Elizabeth Montiel-Alvarado, Campus Carrier staff writer
Lily Verren, Campus Carrier staff writer
The Bonner Scholars Program hosted a panel on Nov. 10 that discussed reforming the prison system and breaking the cycle of mass incarceration. The discussion panelists were Patrick Rodriguez, formerly incarcerated prison reform activist; Holly Bradfield, professor of sociology at Berry; and Thom Ratkos, assistant professor of psychology at Berry.
The discussion first began with reform in America and how or why there is a need. The three panelists each answered with differing opinions.
“I don’t dream of reform, and I think we should set our sights a little higher,” Ratkos said.
Instead of changing the way the current system is implemented, Ratkos said the whole criminal justice system should be reviewed.
“If we are trying to imagine a better world, I don’t imagine a better world where prisons exist,” Ratkos said.
Ratkos recommended the audience to read the narrative The Ones Who Walk Away from Omelas, by Ursula Le Guin, and Beyond Survival: Strategies and Stories from the Transformative Justice Movement, for more insight into the problems that incarcerated people face.
“We are currently living under the results of a strategy that we’re enacted a long time ago,” Ratkos said. “I don’t think the history of prison is a history of reform.”
According to a study from Stanford University, “Dropouts are 3.5 times more likely to be arrested than high school graduates. Nationally, 68 percent of all males in prison do not have a high school diploma.”
Rather than completely doing away with prisons, Rodriguez said smaller reforms need to be made.
“Would it be strategically plausible and feasible for us to imagine an abolitionist world?” Rodriguez said. “Or would it be strategically sound for us to begin implementing strategies that enact progressive policy that push forward change as it reacts to prison reform?”
According to the US Department of Justice’s Bureau of Justice Statistics (BJS) in 2016, 43% of state and 23% of federal prisoners had a history of a mental health problem.
“Dealing with how trauma leads to criminal actions, which affects children, is a large part [of reducing incarceration],” Bradfield said.

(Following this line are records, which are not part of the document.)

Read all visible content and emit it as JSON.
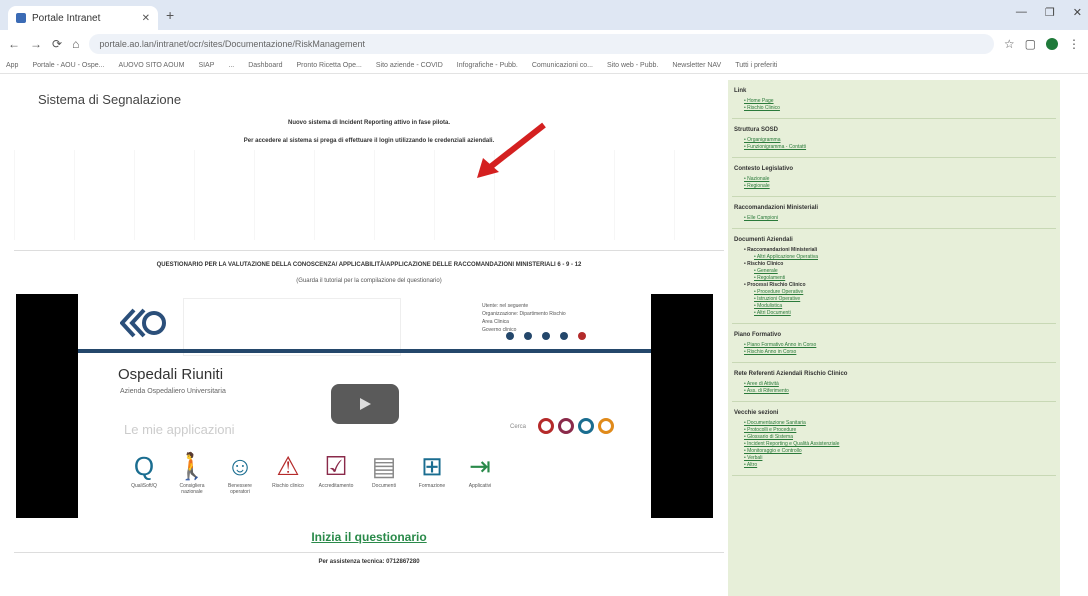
{
  "browser": {
    "tab_title": "Portale Intranet",
    "url": "portale.ao.lan/intranet/ocr/sites/Documentazione/RiskManagement",
    "bookmarks": [
      "App",
      "Portale - AOU - Ospe...",
      "AUOVO SITO AOUM",
      "SIAP",
      "...",
      "Dashboard",
      "Pronto Ricetta Ope...",
      "Sito aziende - COVID",
      "Infografiche - Pubb.",
      "Comunicazioni co...",
      "Sito web - Pubb.",
      "Newsletter NAV",
      "Tutti i preferiti"
    ]
  },
  "main": {
    "title": "Sistema di Segnalazione",
    "notice_1": "Nuovo sistema di Incident Reporting attivo in fase pilota.",
    "notice_2": "Per accedere al sistema si prega di effettuare il login utilizzando le credenziali aziendali.",
    "questionnaire_heading": "QUESTIONARIO PER LA VALUTAZIONE DELLA CONOSCENZA/ APPLICABILITÀ/APPLICAZIONE DELLE RACCOMANDAZIONI MINISTERIALI 6 - 9 - 12",
    "questionnaire_sub": "(Guarda il tutorial per la compilazione del questionario)",
    "start_link": "Inizia il questionario",
    "help_text": "Per assistenza tecnica: 0712867280"
  },
  "video": {
    "brand": "Ospedali Riuniti",
    "subtitle": "Azienda Ospedaliero Universitaria",
    "my_apps": "Le mie applicazioni",
    "search_label": "Cerca",
    "user_links": [
      "Utente: nel seguente",
      "Organizzazione: Dipartimento Rischio",
      "Area Clinica",
      "Governo clinico"
    ],
    "apps": [
      {
        "glyph": "Q",
        "label": "QualiSoft/Q"
      },
      {
        "glyph": "🚶",
        "label": "Consigliera nazionale"
      },
      {
        "glyph": "☺",
        "label": "Benessere operatori"
      },
      {
        "glyph": "⚠",
        "label": "Rischio clinico"
      },
      {
        "glyph": "☑",
        "label": "Accreditamento"
      },
      {
        "glyph": "▤",
        "label": "Documenti"
      },
      {
        "glyph": "⊞",
        "label": "Formazione"
      },
      {
        "glyph": "⇥",
        "label": "Applicativi"
      }
    ]
  },
  "sidebar": {
    "sections": [
      {
        "title": "Link",
        "items": [
          {
            "label": "Home Page",
            "t": "l"
          },
          {
            "label": "Rischio Clinico",
            "t": "l"
          }
        ]
      },
      {
        "title": "Struttura SOSD",
        "items": [
          {
            "label": "Organigramma",
            "t": "l"
          },
          {
            "label": "Funzionigramma - Contatti",
            "t": "l"
          }
        ]
      },
      {
        "title": "Contesto Legislativo",
        "items": [
          {
            "label": "Nazionale",
            "t": "l"
          },
          {
            "label": "Regionale",
            "t": "l"
          }
        ]
      },
      {
        "title": "Raccomandazioni Ministeriali",
        "items": [
          {
            "label": "Elle Campioni",
            "t": "l"
          }
        ]
      },
      {
        "title": "Documenti Aziendali",
        "items": [
          {
            "label": "Raccomandazioni Ministeriali",
            "t": "h"
          },
          {
            "label": "Altri Applicazione Operativa",
            "t": "s"
          },
          {
            "label": "Rischio Clinico",
            "t": "h"
          },
          {
            "label": "Generale",
            "t": "s"
          },
          {
            "label": "Regolamenti",
            "t": "s"
          },
          {
            "label": "Processi Rischio Clinico",
            "t": "h"
          },
          {
            "label": "Procedure Operative",
            "t": "s"
          },
          {
            "label": "Istruzioni Operative",
            "t": "s"
          },
          {
            "label": "Modulistica",
            "t": "s"
          },
          {
            "label": "Altri Documenti",
            "t": "s"
          }
        ]
      },
      {
        "title": "Piano Formativo",
        "items": [
          {
            "label": "Piano Formativo Anno in Corso",
            "t": "l"
          },
          {
            "label": "Rischio Anno in Corso",
            "t": "l"
          }
        ]
      },
      {
        "title": "Rete Referenti Aziendali Rischio Clinico",
        "items": [
          {
            "label": "Aree di Attività",
            "t": "l"
          },
          {
            "label": "Ass. di Riferimento",
            "t": "l"
          }
        ]
      },
      {
        "title": "Vecchie sezioni",
        "items": [
          {
            "label": "Documentazione Sanitaria",
            "t": "l"
          },
          {
            "label": "Protocolli e Procedure",
            "t": "l"
          },
          {
            "label": "Glossario di Sistema",
            "t": "l"
          },
          {
            "label": "Incident Reporting e Qualità Assistenziale",
            "t": "l"
          },
          {
            "label": "Monitoraggio e Controllo",
            "t": "l"
          },
          {
            "label": "Verbali",
            "t": "l"
          },
          {
            "label": "Altro",
            "t": "l"
          }
        ]
      }
    ]
  }
}
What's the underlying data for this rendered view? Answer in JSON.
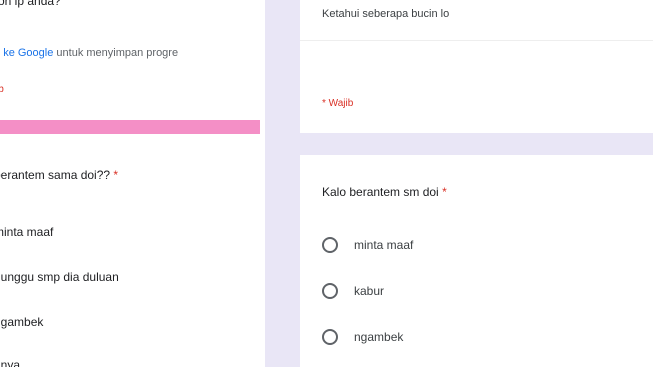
{
  "left_form": {
    "title_fragment": "on ip anda?",
    "signin_prefix": "o",
    "signin_link": "ke Google",
    "signin_suffix": "untuk menyimpan progre",
    "required_fragment": "ib",
    "progress_bar_color": "#f48fc6",
    "question": "berantem sama doi??",
    "question_star": "*",
    "options": [
      "minta maaf",
      "nunggu smp dia duluan",
      "ngambek",
      "nnya"
    ]
  },
  "card_top": {
    "answer_text": "Ketahui seberapa bucin lo",
    "required_note": "* Wajib"
  },
  "card_bottom": {
    "question": "Kalo berantem sm doi",
    "question_star": "*",
    "options": [
      "minta maaf",
      "kabur",
      "ngambek"
    ]
  },
  "colors": {
    "background": "#e9e6f6",
    "card": "#ffffff",
    "required": "#d93025",
    "link": "#1a73e8"
  }
}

According to the National Center for Biotechnology Information, each additional adverse experience a child experiences increases the risk of becoming a serious, violent, and chronic juvenile offender by 35, when controlling for other risk factors for criminal behavior.
“Having mental health issues in prison is tough,” Rodriguez said.
Psychiatric facilities are similar to prisons, especially those that specialize in incarcerated healthcare, and public attitudes towards those in prisons with mental health conditions makes it incredibly difficult to rebuild one’s life after imprisonment, especially on top of the stigma surrounding formerly incarcerated people.
Imprisonment can exacerbate preexisting mental health conditions through sheer distress, as well. The BJS reported as well in 2016 that about 14% of state and 8% of federal prisoners met the threshold for past 30-day serious psychological distress.
When asked what steps could be taken to begin reforming prisons on a local and national scale, Rodriguez introduced Eric Gonzales, a district attorney outside of Brooklyn, New York.
“What he did as a step to dramatically reduce the amount of people on probation and parole was, he did a point and merit system,” Rodriguez said.
Despite Rodriguez’s presence at the panel, he continues to be on parole.
“There is no way for my merits to be measured, for me to come off any amount early,” Rodriguez said. “[With a merit system], the definition of justice would be to make someone pay their debts to society.”
Toward the end of the panel, a student asked what a deterrent for crime would be if prisons were taken away.
“Prisons don’t deter crime,” Rodriguez said. “Strong communities, connections with others, and not having the things you need to live separated from you by force, is what does.”